▶ **RECORDS FOR THE EXERCISE**
= Beginning of Section =

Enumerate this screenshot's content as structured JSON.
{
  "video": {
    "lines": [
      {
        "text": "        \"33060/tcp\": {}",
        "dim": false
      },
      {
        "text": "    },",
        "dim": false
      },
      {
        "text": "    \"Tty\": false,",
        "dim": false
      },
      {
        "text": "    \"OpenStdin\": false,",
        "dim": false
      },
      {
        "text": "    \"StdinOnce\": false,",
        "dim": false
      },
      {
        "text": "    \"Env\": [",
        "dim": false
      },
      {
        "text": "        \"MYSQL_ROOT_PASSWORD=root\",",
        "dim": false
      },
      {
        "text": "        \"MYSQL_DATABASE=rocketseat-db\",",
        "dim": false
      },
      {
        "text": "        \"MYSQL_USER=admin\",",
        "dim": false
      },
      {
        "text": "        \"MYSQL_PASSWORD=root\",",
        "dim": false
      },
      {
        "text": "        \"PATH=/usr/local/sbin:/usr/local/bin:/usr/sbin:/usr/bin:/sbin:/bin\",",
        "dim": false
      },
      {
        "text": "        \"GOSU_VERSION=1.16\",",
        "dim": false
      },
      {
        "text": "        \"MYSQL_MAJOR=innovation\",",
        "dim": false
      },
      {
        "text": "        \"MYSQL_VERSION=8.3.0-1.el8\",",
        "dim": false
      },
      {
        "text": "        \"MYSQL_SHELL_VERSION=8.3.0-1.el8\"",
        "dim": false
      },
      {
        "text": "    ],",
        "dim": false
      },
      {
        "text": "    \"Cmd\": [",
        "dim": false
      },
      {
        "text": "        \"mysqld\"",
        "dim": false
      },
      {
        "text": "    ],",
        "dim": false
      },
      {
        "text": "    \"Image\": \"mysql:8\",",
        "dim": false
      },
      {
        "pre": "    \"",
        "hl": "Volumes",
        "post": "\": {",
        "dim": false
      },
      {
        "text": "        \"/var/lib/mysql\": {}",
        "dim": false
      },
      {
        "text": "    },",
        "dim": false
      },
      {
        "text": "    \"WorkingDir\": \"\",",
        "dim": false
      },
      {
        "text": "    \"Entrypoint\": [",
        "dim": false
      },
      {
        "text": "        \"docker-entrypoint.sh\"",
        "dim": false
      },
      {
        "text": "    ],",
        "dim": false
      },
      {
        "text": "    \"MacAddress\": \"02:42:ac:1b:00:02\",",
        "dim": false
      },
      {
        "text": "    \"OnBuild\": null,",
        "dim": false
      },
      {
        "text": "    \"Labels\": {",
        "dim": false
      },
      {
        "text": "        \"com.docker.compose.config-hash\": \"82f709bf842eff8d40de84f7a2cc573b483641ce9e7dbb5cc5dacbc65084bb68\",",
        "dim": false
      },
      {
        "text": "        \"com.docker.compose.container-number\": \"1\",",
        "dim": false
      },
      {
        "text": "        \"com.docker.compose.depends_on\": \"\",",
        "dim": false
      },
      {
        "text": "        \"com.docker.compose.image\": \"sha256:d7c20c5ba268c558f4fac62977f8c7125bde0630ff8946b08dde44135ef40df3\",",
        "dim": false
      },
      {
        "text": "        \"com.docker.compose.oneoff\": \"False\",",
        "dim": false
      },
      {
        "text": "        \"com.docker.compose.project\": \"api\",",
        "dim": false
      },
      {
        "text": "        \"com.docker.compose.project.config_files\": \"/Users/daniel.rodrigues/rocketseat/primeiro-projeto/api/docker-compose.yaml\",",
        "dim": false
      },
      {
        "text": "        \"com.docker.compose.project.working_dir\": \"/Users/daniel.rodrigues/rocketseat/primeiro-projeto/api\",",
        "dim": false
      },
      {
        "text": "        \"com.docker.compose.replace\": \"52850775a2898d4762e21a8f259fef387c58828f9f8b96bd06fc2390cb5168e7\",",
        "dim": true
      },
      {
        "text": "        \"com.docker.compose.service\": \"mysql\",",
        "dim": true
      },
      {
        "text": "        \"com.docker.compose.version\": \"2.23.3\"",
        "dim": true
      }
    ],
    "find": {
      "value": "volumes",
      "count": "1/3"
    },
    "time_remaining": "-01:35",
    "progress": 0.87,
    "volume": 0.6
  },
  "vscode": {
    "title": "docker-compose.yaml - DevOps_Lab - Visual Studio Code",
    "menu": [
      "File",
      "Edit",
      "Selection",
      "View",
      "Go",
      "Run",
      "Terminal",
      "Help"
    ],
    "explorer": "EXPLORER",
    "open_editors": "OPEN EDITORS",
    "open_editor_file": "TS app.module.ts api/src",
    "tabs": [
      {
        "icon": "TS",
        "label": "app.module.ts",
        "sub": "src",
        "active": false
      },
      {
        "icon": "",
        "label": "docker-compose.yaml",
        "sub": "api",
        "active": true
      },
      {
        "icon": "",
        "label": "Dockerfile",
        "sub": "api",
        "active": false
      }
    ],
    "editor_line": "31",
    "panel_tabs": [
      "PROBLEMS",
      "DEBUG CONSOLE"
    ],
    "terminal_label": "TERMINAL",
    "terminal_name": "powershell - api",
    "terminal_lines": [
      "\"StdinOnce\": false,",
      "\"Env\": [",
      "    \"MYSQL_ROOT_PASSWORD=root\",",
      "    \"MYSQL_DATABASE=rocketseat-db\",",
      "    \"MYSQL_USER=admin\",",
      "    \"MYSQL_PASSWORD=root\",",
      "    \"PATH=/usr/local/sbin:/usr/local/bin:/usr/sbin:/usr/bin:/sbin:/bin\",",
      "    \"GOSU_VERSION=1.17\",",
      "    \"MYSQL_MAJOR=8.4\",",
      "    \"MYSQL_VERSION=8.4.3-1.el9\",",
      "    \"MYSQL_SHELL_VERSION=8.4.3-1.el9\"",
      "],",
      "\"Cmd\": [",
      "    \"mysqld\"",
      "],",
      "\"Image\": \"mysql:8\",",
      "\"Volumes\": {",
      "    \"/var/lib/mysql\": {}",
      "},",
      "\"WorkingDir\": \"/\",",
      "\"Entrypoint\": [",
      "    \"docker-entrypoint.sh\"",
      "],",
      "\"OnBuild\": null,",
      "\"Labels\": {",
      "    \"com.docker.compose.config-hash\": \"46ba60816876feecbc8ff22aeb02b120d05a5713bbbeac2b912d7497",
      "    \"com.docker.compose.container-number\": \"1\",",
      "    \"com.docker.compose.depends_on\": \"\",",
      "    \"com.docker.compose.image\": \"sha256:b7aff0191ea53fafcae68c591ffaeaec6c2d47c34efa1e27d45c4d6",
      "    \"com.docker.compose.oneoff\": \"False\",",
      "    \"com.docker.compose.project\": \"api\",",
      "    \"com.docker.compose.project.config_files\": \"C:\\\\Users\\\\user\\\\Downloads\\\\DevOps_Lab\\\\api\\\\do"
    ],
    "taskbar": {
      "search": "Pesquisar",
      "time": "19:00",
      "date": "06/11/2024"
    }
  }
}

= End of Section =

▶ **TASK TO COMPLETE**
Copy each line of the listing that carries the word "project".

▶ **THE ANSWER**
        "text": "        \"com.docker.compose.project\": \"api\",",
        "text": "        \"com.docker.compose.project.config_files\": \"/Users/daniel.rodrigues/rocketseat/primeiro-projeto/api/docker-compose.yaml\",",
        "text": "        \"com.docker.compose.project.working_dir\": \"/Users/daniel.rodrigues/rocketseat/primeiro-projeto/api\",",
      "    \"com.docker.compose.project\": \"api\",",
      "    \"com.docker.compose.project.config_files\": \"C:\\\\Users\\\\user\\\\Downloads\\\\DevOps_Lab\\\\api\\\\do"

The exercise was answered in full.